TASK TO CARRY OUT: Look through the records below and copy each line that includes the word "data".
····················
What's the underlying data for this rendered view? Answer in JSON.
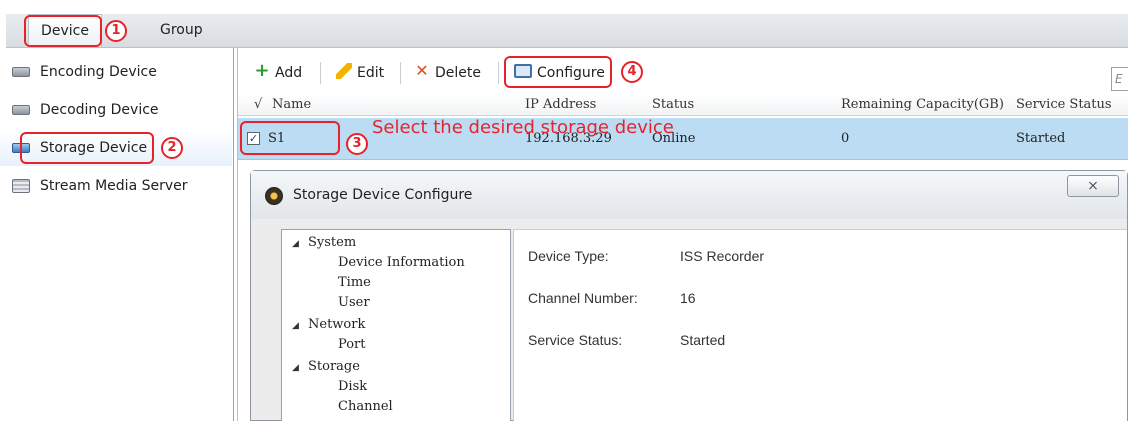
{
  "top_tabs": {
    "device": "Device",
    "group": "Group"
  },
  "markers": {
    "m1": "1",
    "m2": "2",
    "m3": "3",
    "m4": "4"
  },
  "sidebar": {
    "items": [
      {
        "label": "Encoding Device",
        "icon": "encoder-device-icon"
      },
      {
        "label": "Decoding Device",
        "icon": "decoder-device-icon"
      },
      {
        "label": "Storage Device",
        "icon": "storage-device-icon"
      },
      {
        "label": "Stream Media Server",
        "icon": "media-server-icon"
      }
    ]
  },
  "toolbar": {
    "add": "Add",
    "edit": "Edit",
    "delete": "Delete",
    "configure": "Configure",
    "filter_placeholder": "E"
  },
  "grid": {
    "columns": [
      "√",
      "Name",
      "IP Address",
      "Status",
      "Remaining Capacity(GB)",
      "Service Status"
    ],
    "rows": [
      {
        "checked": "✓",
        "name": "S1",
        "ip": "192.168.3.29",
        "status": "Online",
        "capacity": "0",
        "service_status": "Started"
      }
    ]
  },
  "callout": "Select the desired storage device",
  "dialog": {
    "title": "Storage Device Configure",
    "close": "⨯",
    "tree": {
      "system": "System",
      "device_information": "Device Information",
      "time": "Time",
      "user": "User",
      "network": "Network",
      "port": "Port",
      "storage": "Storage",
      "disk": "Disk",
      "channel": "Channel"
    },
    "info": {
      "device_type_label": "Device Type:",
      "device_type_value": "ISS Recorder",
      "channel_number_label": "Channel Number:",
      "channel_number_value": "16",
      "service_status_label": "Service Status:",
      "service_status_value": "Started"
    }
  },
  "colors": {
    "annotation_red": "#e8222a",
    "selected_row": "#bcdcf3"
  }
}
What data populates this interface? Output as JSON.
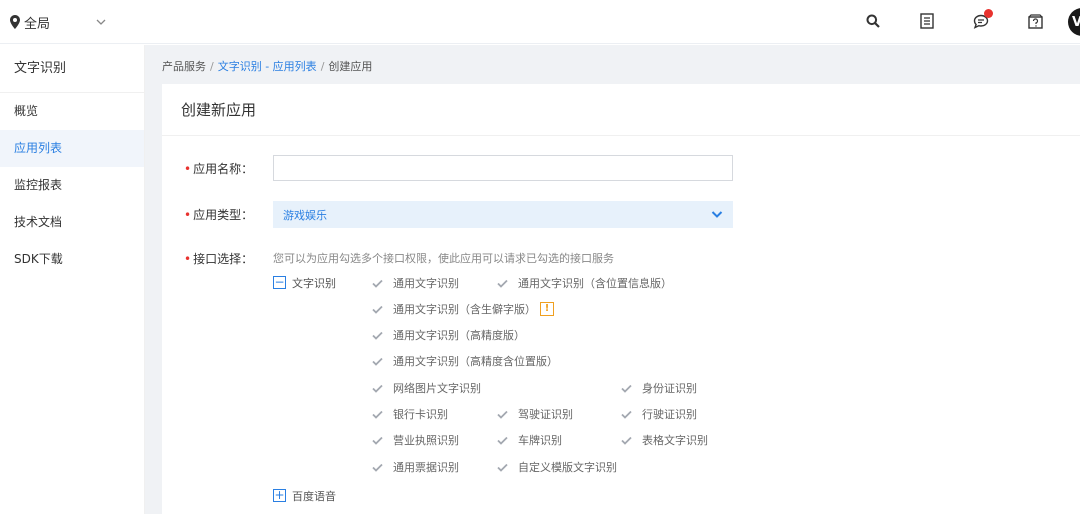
{
  "topbar": {
    "region_label": "全局",
    "icons": [
      "search-icon",
      "document-list-icon",
      "message-icon",
      "help-icon"
    ],
    "avatar_letter": "V"
  },
  "sidebar": {
    "title": "文字识别",
    "items": [
      {
        "label": "概览",
        "active": false
      },
      {
        "label": "应用列表",
        "active": true
      },
      {
        "label": "监控报表",
        "active": false
      },
      {
        "label": "技术文档",
        "active": false
      },
      {
        "label": "SDK下载",
        "active": false
      }
    ]
  },
  "breadcrumb": {
    "root": "产品服务",
    "link": "文字识别 - 应用列表",
    "current": "创建应用",
    "separator": "/"
  },
  "card": {
    "title": "创建新应用"
  },
  "form": {
    "required_mark": "•",
    "app_name_label": "应用名称：",
    "app_name_value": "",
    "app_type_label": "应用类型：",
    "app_type_value": "游戏娱乐",
    "api_label": "接口选择：",
    "api_hint": "您可以为应用勾选多个接口权限，使此应用可以请求已勾选的接口服务",
    "groups": [
      {
        "label": "文字识别",
        "toggle": "−",
        "expanded": true,
        "options": [
          "通用文字识别",
          "通用文字识别（含位置信息版）",
          "通用文字识别（含生僻字版）",
          "通用文字识别（高精度版）",
          "通用文字识别（高精度含位置版）",
          "网络图片文字识别",
          "身份证识别",
          "银行卡识别",
          "驾驶证识别",
          "行驶证识别",
          "营业执照识别",
          "车牌识别",
          "表格文字识别",
          "通用票据识别",
          "自定义模版文字识别"
        ],
        "warning_mark": "!"
      },
      {
        "label": "百度语音",
        "toggle": "+",
        "expanded": false
      }
    ]
  },
  "colors": {
    "accent": "#2a7fe2",
    "required": "#e8322e",
    "select_bg": "#e7f1fb",
    "warning": "#f0a020",
    "page_bg": "#f0f2f5"
  }
}
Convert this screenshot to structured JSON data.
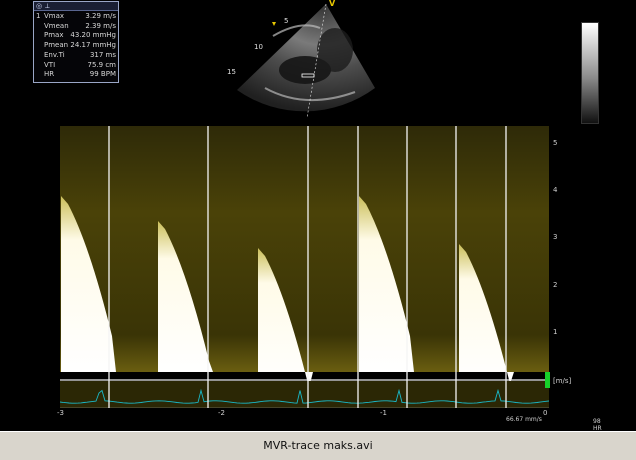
{
  "measurements": {
    "header_icons": [
      "circle-icon",
      "ruler-icon"
    ],
    "items": [
      {
        "index": "1",
        "label": "Vmax",
        "value": "3.29 m/s"
      },
      {
        "index": "",
        "label": "Vmean",
        "value": "2.39 m/s"
      },
      {
        "index": "",
        "label": "Pmax",
        "value": "43.20 mmHg"
      },
      {
        "index": "",
        "label": "Pmean",
        "value": "24.17 mmHg"
      },
      {
        "index": "",
        "label": "Env.Ti",
        "value": "317 ms"
      },
      {
        "index": "",
        "label": "VTI",
        "value": "75.9 cm"
      },
      {
        "index": "",
        "label": "HR",
        "value": "99 BPM"
      }
    ]
  },
  "echo": {
    "probe_marker": "V",
    "depth_labels": [
      "5",
      "10",
      "15"
    ]
  },
  "doppler": {
    "velocity_ticks": [
      "5",
      "4",
      "3",
      "2",
      "1"
    ],
    "unit": "[m/s]",
    "time_ticks": [
      "-3",
      "-2",
      "-1",
      "0"
    ],
    "sweep_speed": "66.67 mm/s",
    "hr_value": "98",
    "hr_label": "HR"
  },
  "file": {
    "name": "MVR-trace maks.avi"
  }
}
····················
RESPONSE:
What's the underlying data for this rendered view? Answer in JSON.
What data populates this interface? Output as JSON.
Convert this screenshot to structured JSON data.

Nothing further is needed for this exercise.